= GOAL OF THE EXERCISE =
Your answer should be a single number: the count of lines in the listing that contain "Estimated".

============

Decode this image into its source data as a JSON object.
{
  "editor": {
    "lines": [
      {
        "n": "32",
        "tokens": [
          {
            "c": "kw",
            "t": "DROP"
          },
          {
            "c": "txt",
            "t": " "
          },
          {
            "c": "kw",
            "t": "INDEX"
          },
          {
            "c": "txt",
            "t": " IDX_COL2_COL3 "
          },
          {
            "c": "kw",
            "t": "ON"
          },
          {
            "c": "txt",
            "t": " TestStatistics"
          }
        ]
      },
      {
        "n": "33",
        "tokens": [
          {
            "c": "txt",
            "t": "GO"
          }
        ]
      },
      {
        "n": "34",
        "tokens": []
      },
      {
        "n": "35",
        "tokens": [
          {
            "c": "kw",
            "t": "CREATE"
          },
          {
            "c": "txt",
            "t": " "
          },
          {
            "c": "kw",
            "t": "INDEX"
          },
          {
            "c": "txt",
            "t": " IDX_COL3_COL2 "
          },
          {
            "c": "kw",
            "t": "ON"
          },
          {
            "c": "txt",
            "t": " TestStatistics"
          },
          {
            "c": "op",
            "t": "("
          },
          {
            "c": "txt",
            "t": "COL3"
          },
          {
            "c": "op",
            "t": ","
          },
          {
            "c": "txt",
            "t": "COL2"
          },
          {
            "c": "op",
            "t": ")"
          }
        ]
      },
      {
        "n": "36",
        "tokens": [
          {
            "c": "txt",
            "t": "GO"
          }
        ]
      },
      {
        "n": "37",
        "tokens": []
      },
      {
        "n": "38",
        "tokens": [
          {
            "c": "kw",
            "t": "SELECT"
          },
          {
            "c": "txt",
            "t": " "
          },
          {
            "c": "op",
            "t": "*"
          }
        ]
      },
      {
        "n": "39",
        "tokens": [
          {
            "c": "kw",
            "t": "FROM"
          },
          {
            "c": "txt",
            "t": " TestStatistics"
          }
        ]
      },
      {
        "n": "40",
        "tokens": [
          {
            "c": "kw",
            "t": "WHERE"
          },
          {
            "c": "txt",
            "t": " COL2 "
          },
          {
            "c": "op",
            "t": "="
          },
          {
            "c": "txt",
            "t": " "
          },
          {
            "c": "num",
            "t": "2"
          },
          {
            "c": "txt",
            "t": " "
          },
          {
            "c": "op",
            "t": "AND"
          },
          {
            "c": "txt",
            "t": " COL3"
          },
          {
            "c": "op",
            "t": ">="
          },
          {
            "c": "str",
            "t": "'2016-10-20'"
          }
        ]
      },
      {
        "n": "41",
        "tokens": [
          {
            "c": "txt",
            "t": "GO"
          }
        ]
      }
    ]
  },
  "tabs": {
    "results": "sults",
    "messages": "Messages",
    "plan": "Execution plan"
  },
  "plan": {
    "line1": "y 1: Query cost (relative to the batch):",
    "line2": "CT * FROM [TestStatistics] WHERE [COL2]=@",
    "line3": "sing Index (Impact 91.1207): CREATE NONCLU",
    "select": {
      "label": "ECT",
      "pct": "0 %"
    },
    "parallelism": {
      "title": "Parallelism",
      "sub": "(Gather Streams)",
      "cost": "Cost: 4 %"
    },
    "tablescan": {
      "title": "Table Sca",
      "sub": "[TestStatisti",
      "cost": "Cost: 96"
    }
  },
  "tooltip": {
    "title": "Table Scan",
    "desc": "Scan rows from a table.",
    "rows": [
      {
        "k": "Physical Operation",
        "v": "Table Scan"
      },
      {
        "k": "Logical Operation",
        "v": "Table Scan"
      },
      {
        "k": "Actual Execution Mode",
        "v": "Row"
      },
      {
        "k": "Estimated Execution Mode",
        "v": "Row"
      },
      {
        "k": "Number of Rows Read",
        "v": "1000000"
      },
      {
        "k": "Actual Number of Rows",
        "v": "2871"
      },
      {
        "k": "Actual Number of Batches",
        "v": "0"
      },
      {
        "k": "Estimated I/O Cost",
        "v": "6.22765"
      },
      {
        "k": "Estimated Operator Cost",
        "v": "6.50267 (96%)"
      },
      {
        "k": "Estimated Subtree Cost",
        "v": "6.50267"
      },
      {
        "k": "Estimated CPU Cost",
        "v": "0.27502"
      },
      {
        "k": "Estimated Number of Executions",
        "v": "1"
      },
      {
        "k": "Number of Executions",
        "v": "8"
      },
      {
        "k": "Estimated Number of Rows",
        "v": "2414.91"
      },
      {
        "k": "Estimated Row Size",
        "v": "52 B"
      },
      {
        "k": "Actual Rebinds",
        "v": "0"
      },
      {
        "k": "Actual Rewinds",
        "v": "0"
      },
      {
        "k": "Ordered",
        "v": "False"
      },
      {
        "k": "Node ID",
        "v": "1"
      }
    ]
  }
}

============

= EXPECTED OUTPUT =
8